═════ The data ═════
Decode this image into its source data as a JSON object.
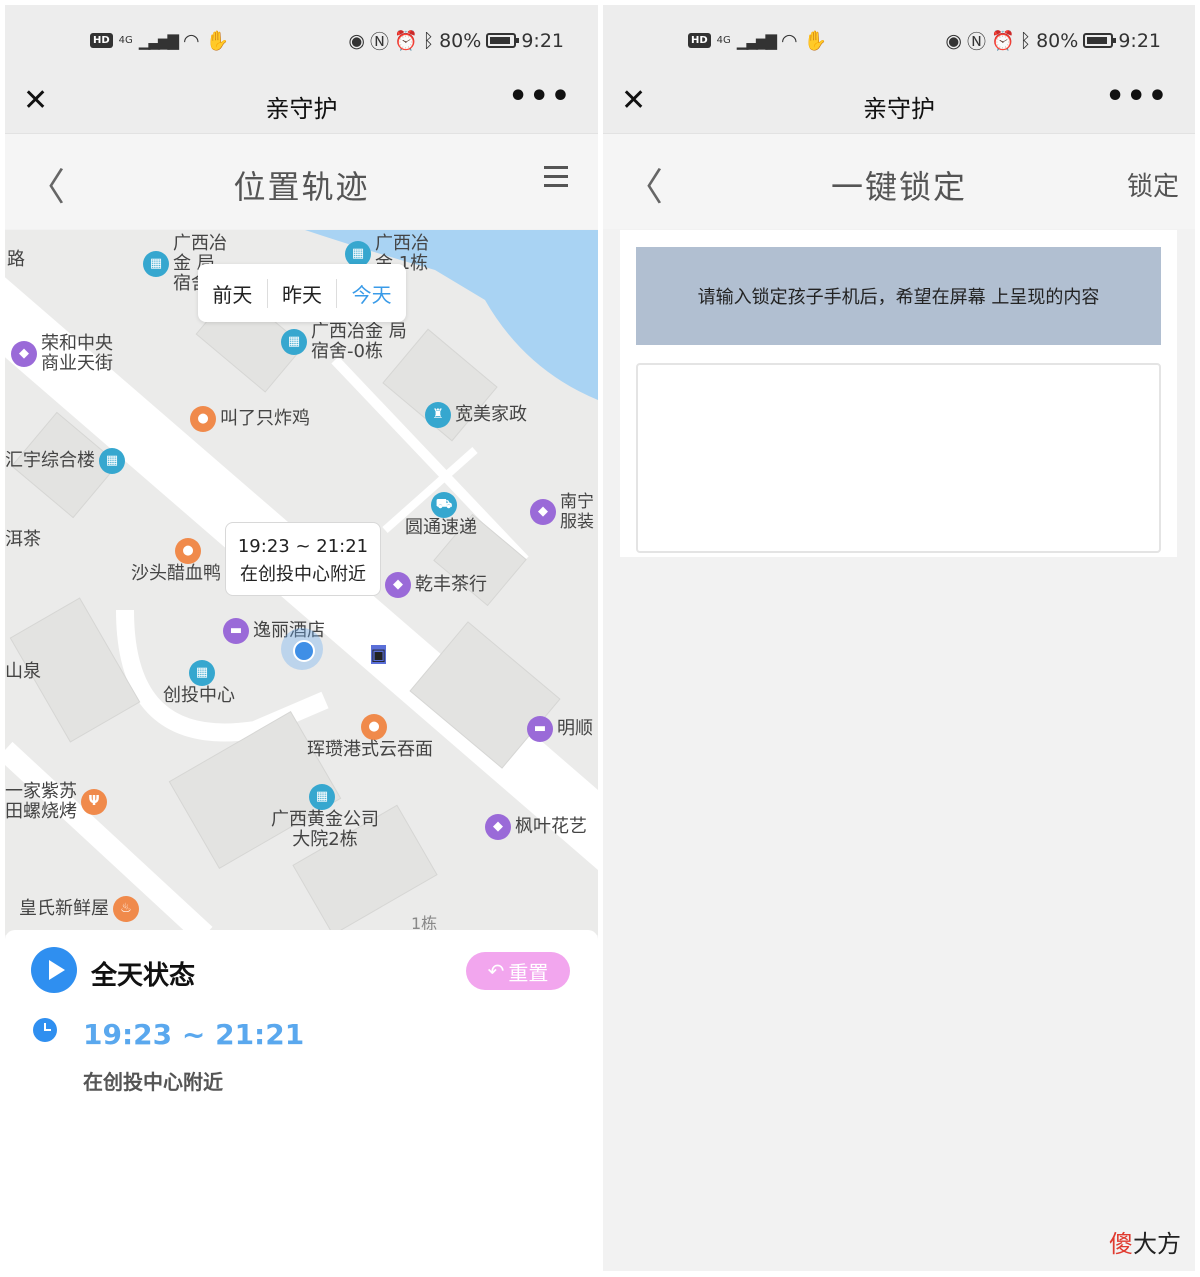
{
  "status_bar": {
    "hd": "HD",
    "network": "4G",
    "battery": "80%",
    "time": "9:21"
  },
  "wechat_bar": {
    "close": "✕",
    "title": "亲守护",
    "more": "•••"
  },
  "location_page": {
    "title": "位置轨迹",
    "day_tabs": [
      "前天",
      "昨天",
      "今天"
    ],
    "active_tab": "今天",
    "map_pois": [
      "广西冶金 局宿舍",
      "广西冶金 1栋",
      "荣和中央 商业天街",
      "广西冶金 局宿舍-0栋",
      "叫了只炸鸡",
      "宽美家政",
      "汇宇综合楼",
      "南宁 服装",
      "洱茶",
      "圆通速递",
      "沙头醋血鸭",
      "乾丰茶行",
      "逸丽酒店",
      "山泉",
      "创投中心",
      "明顺",
      "珲瓒港式云吞面",
      "一家紫苏 田螺烧烤",
      "广西黄金公司 大院2栋",
      "枫叶花艺",
      "皇氏新鲜屋",
      "1栋",
      "路"
    ],
    "callout": {
      "time": "19:23 ~ 21:21",
      "place": "在创投中心附近"
    },
    "status_card": {
      "title": "全天状态",
      "reset_label": "重置",
      "segment_time": "19:23 ~ 21:21",
      "segment_place": "在创投中心附近"
    }
  },
  "lock_page": {
    "title": "一键锁定",
    "action": "锁定",
    "hint": "请输入锁定孩子手机后，希望在屏幕 上呈现的内容",
    "textarea_value": ""
  },
  "watermark": {
    "mark": "傻",
    "text": "大方"
  },
  "colors": {
    "accent_blue": "#2f8ff0",
    "active_tab": "#3a9be8",
    "reset_pink": "#f2a6ee",
    "hint_bg": "#b1bfd1"
  }
}
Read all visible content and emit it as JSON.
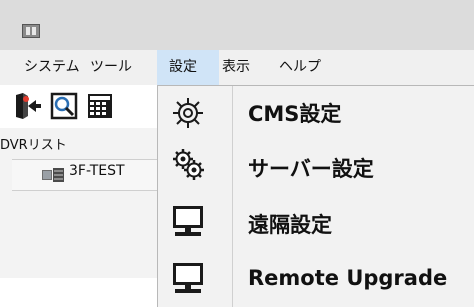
{
  "menubar": {
    "items": [
      {
        "label": "システム"
      },
      {
        "label": "ツール"
      },
      {
        "label": "設定"
      },
      {
        "label": "表示"
      },
      {
        "label": "ヘルプ"
      }
    ],
    "active": "設定"
  },
  "toolbar": {
    "icons": [
      "add-device-icon",
      "search-icon",
      "grid-icon"
    ]
  },
  "left_panel": {
    "title": "DVRリスト",
    "tree": [
      {
        "label": "3F-TEST",
        "icon": "dvr-device-icon"
      }
    ]
  },
  "dropdown": {
    "items": [
      {
        "label": "CMS設定",
        "icon": "gear-icon"
      },
      {
        "label": "サーバー設定",
        "icon": "gears-icon"
      },
      {
        "label": "遠隔設定",
        "icon": "monitor-icon"
      },
      {
        "label": "Remote Upgrade",
        "icon": "monitor-icon"
      }
    ]
  },
  "colors": {
    "menu_highlight": "#d0e4f7",
    "titlebar": "#dcdcdc",
    "dropdown_bg": "#f2f2f2"
  }
}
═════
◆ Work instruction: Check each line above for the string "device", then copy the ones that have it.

◆ Completed exercise:
      "add-device-icon",
        "icon": "dvr-device-icon"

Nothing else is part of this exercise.